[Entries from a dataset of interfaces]
────────────────

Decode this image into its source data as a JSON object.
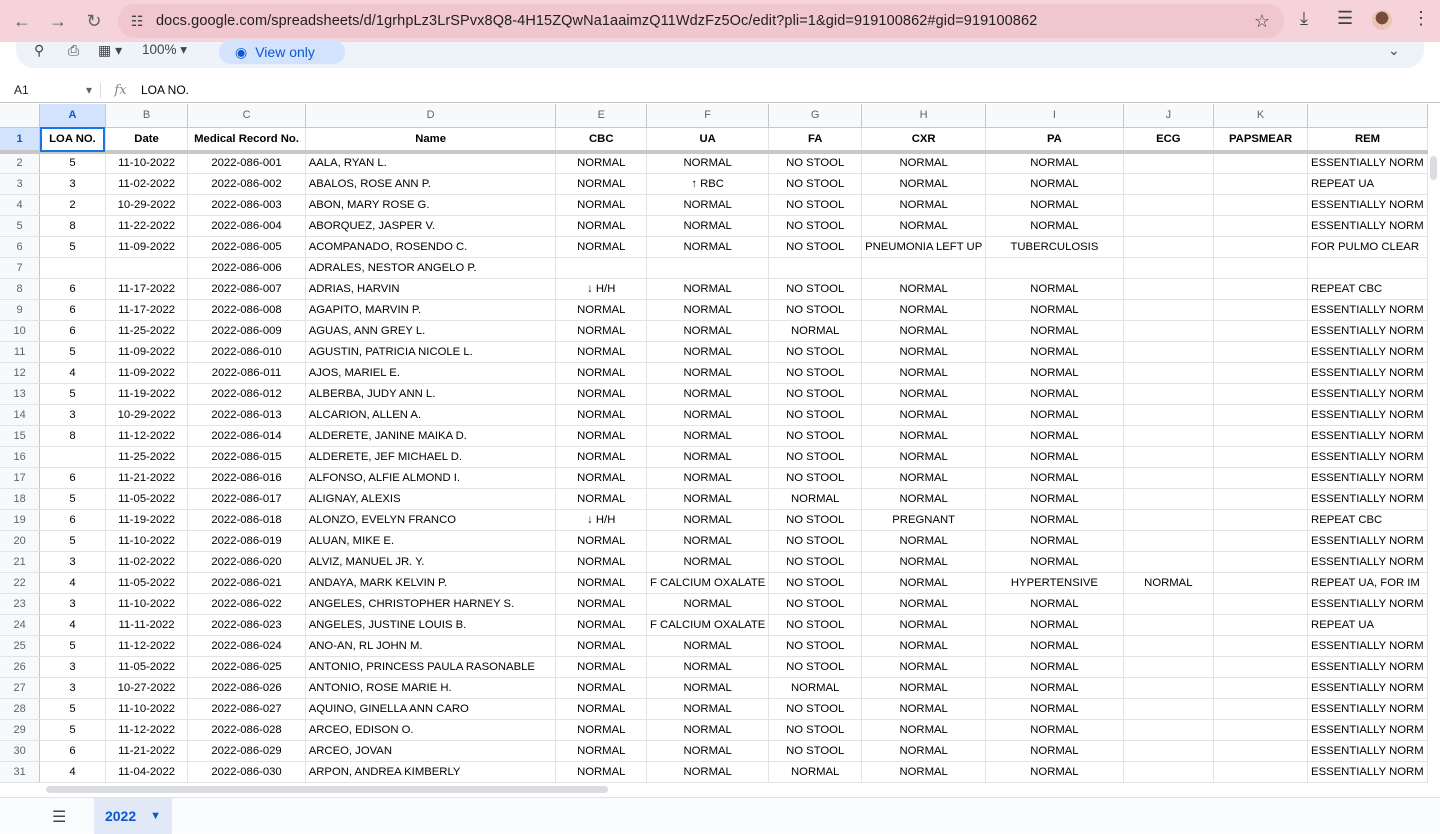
{
  "browser": {
    "url": "docs.google.com/spreadsheets/d/1grhpLz3LrSPvx8Q8-4H15ZQwNa1aaimzQ11WdzFz5Oc/edit?pli=1&gid=919100862#gid=919100862"
  },
  "toolbar": {
    "zoom": "100%",
    "view_only_label": "View only"
  },
  "formula_bar": {
    "cell_ref": "A1",
    "fx": "fx",
    "content": "LOA NO."
  },
  "columns": [
    "A",
    "B",
    "C",
    "D",
    "E",
    "F",
    "G",
    "H",
    "I",
    "J",
    "K"
  ],
  "headers": [
    "LOA NO.",
    "Date",
    "Medical Record No.",
    "Name",
    "CBC",
    "UA",
    "FA",
    "CXR",
    "PA",
    "ECG",
    "PAPSMEAR",
    "REM"
  ],
  "rows": [
    [
      "2",
      "5",
      "11-10-2022",
      "2022-086-001",
      "AALA, RYAN L.",
      "NORMAL",
      "NORMAL",
      "NO STOOL",
      "NORMAL",
      "NORMAL",
      "",
      "",
      "ESSENTIALLY NORM"
    ],
    [
      "3",
      "3",
      "11-02-2022",
      "2022-086-002",
      "ABALOS, ROSE ANN P.",
      "NORMAL",
      "↑ RBC",
      "NO STOOL",
      "NORMAL",
      "NORMAL",
      "",
      "",
      "REPEAT UA"
    ],
    [
      "4",
      "2",
      "10-29-2022",
      "2022-086-003",
      "ABON, MARY ROSE G.",
      "NORMAL",
      "NORMAL",
      "NO STOOL",
      "NORMAL",
      "NORMAL",
      "",
      "",
      "ESSENTIALLY NORM"
    ],
    [
      "5",
      "8",
      "11-22-2022",
      "2022-086-004",
      "ABORQUEZ, JASPER V.",
      "NORMAL",
      "NORMAL",
      "NO STOOL",
      "NORMAL",
      "NORMAL",
      "",
      "",
      "ESSENTIALLY NORM"
    ],
    [
      "6",
      "5",
      "11-09-2022",
      "2022-086-005",
      "ACOMPANADO, ROSENDO C.",
      "NORMAL",
      "NORMAL",
      "NO STOOL",
      "PNEUMONIA LEFT UP",
      "TUBERCULOSIS",
      "",
      "",
      "FOR PULMO CLEAR"
    ],
    [
      "7",
      "",
      "",
      "2022-086-006",
      "ADRALES, NESTOR ANGELO P.",
      "",
      "",
      "",
      "",
      "",
      "",
      "",
      ""
    ],
    [
      "8",
      "6",
      "11-17-2022",
      "2022-086-007",
      "ADRIAS, HARVIN",
      "↓ H/H",
      "NORMAL",
      "NO STOOL",
      "NORMAL",
      "NORMAL",
      "",
      "",
      "REPEAT CBC"
    ],
    [
      "9",
      "6",
      "11-17-2022",
      "2022-086-008",
      "AGAPITO, MARVIN P.",
      "NORMAL",
      "NORMAL",
      "NO STOOL",
      "NORMAL",
      "NORMAL",
      "",
      "",
      "ESSENTIALLY NORM"
    ],
    [
      "10",
      "6",
      "11-25-2022",
      "2022-086-009",
      "AGUAS, ANN GREY L.",
      "NORMAL",
      "NORMAL",
      "NORMAL",
      "NORMAL",
      "NORMAL",
      "",
      "",
      "ESSENTIALLY NORM"
    ],
    [
      "11",
      "5",
      "11-09-2022",
      "2022-086-010",
      "AGUSTIN, PATRICIA NICOLE L.",
      "NORMAL",
      "NORMAL",
      "NO STOOL",
      "NORMAL",
      "NORMAL",
      "",
      "",
      "ESSENTIALLY NORM"
    ],
    [
      "12",
      "4",
      "11-09-2022",
      "2022-086-011",
      "AJOS, MARIEL E.",
      "NORMAL",
      "NORMAL",
      "NO STOOL",
      "NORMAL",
      "NORMAL",
      "",
      "",
      "ESSENTIALLY NORM"
    ],
    [
      "13",
      "5",
      "11-19-2022",
      "2022-086-012",
      "ALBERBA, JUDY ANN L.",
      "NORMAL",
      "NORMAL",
      "NO STOOL",
      "NORMAL",
      "NORMAL",
      "",
      "",
      "ESSENTIALLY NORM"
    ],
    [
      "14",
      "3",
      "10-29-2022",
      "2022-086-013",
      "ALCARION, ALLEN A.",
      "NORMAL",
      "NORMAL",
      "NO STOOL",
      "NORMAL",
      "NORMAL",
      "",
      "",
      "ESSENTIALLY NORM"
    ],
    [
      "15",
      "8",
      "11-12-2022",
      "2022-086-014",
      "ALDERETE, JANINE MAIKA D.",
      "NORMAL",
      "NORMAL",
      "NO STOOL",
      "NORMAL",
      "NORMAL",
      "",
      "",
      "ESSENTIALLY NORM"
    ],
    [
      "16",
      "",
      "11-25-2022",
      "2022-086-015",
      "ALDERETE, JEF MICHAEL D.",
      "NORMAL",
      "NORMAL",
      "NO STOOL",
      "NORMAL",
      "NORMAL",
      "",
      "",
      "ESSENTIALLY NORM"
    ],
    [
      "17",
      "6",
      "11-21-2022",
      "2022-086-016",
      "ALFONSO, ALFIE ALMOND I.",
      "NORMAL",
      "NORMAL",
      "NO STOOL",
      "NORMAL",
      "NORMAL",
      "",
      "",
      "ESSENTIALLY NORM"
    ],
    [
      "18",
      "5",
      "11-05-2022",
      "2022-086-017",
      "ALIGNAY, ALEXIS",
      "NORMAL",
      "NORMAL",
      "NORMAL",
      "NORMAL",
      "NORMAL",
      "",
      "",
      "ESSENTIALLY NORM"
    ],
    [
      "19",
      "6",
      "11-19-2022",
      "2022-086-018",
      "ALONZO, EVELYN FRANCO",
      "↓ H/H",
      "NORMAL",
      "NO STOOL",
      "PREGNANT",
      "NORMAL",
      "",
      "",
      "REPEAT CBC"
    ],
    [
      "20",
      "5",
      "11-10-2022",
      "2022-086-019",
      "ALUAN, MIKE E.",
      "NORMAL",
      "NORMAL",
      "NO STOOL",
      "NORMAL",
      "NORMAL",
      "",
      "",
      "ESSENTIALLY NORM"
    ],
    [
      "21",
      "3",
      "11-02-2022",
      "2022-086-020",
      "ALVIZ, MANUEL JR. Y.",
      "NORMAL",
      "NORMAL",
      "NO STOOL",
      "NORMAL",
      "NORMAL",
      "",
      "",
      "ESSENTIALLY NORM"
    ],
    [
      "22",
      "4",
      "11-05-2022",
      "2022-086-021",
      "ANDAYA, MARK KELVIN P.",
      "NORMAL",
      "F CALCIUM OXALATE",
      "NO STOOL",
      "NORMAL",
      "HYPERTENSIVE",
      "NORMAL",
      "",
      "REPEAT UA, FOR IM"
    ],
    [
      "23",
      "3",
      "11-10-2022",
      "2022-086-022",
      "ANGELES, CHRISTOPHER HARNEY S.",
      "NORMAL",
      "NORMAL",
      "NO STOOL",
      "NORMAL",
      "NORMAL",
      "",
      "",
      "ESSENTIALLY NORM"
    ],
    [
      "24",
      "4",
      "11-11-2022",
      "2022-086-023",
      "ANGELES, JUSTINE LOUIS B.",
      "NORMAL",
      "F CALCIUM OXALATE",
      "NO STOOL",
      "NORMAL",
      "NORMAL",
      "",
      "",
      "REPEAT UA"
    ],
    [
      "25",
      "5",
      "11-12-2022",
      "2022-086-024",
      "ANO-AN, RL JOHN M.",
      "NORMAL",
      "NORMAL",
      "NO STOOL",
      "NORMAL",
      "NORMAL",
      "",
      "",
      "ESSENTIALLY NORM"
    ],
    [
      "26",
      "3",
      "11-05-2022",
      "2022-086-025",
      "ANTONIO, PRINCESS PAULA RASONABLE",
      "NORMAL",
      "NORMAL",
      "NO STOOL",
      "NORMAL",
      "NORMAL",
      "",
      "",
      "ESSENTIALLY NORM"
    ],
    [
      "27",
      "3",
      "10-27-2022",
      "2022-086-026",
      "ANTONIO, ROSE MARIE H.",
      "NORMAL",
      "NORMAL",
      "NORMAL",
      "NORMAL",
      "NORMAL",
      "",
      "",
      "ESSENTIALLY NORM"
    ],
    [
      "28",
      "5",
      "11-10-2022",
      "2022-086-027",
      "AQUINO, GINELLA ANN CARO",
      "NORMAL",
      "NORMAL",
      "NO STOOL",
      "NORMAL",
      "NORMAL",
      "",
      "",
      "ESSENTIALLY NORM"
    ],
    [
      "29",
      "5",
      "11-12-2022",
      "2022-086-028",
      "ARCEO, EDISON O.",
      "NORMAL",
      "NORMAL",
      "NO STOOL",
      "NORMAL",
      "NORMAL",
      "",
      "",
      "ESSENTIALLY NORM"
    ],
    [
      "30",
      "6",
      "11-21-2022",
      "2022-086-029",
      "ARCEO, JOVAN",
      "NORMAL",
      "NORMAL",
      "NO STOOL",
      "NORMAL",
      "NORMAL",
      "",
      "",
      "ESSENTIALLY NORM"
    ],
    [
      "31",
      "4",
      "11-04-2022",
      "2022-086-030",
      "ARPON, ANDREA KIMBERLY",
      "NORMAL",
      "NORMAL",
      "NORMAL",
      "NORMAL",
      "NORMAL",
      "",
      "",
      "ESSENTIALLY NORM"
    ]
  ],
  "sheet_tab": {
    "label": "2022"
  }
}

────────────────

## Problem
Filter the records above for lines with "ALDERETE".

## Answer section
      "ALDERETE, JANINE MAIKA D.",
      "ALDERETE, JEF MICHAEL D.",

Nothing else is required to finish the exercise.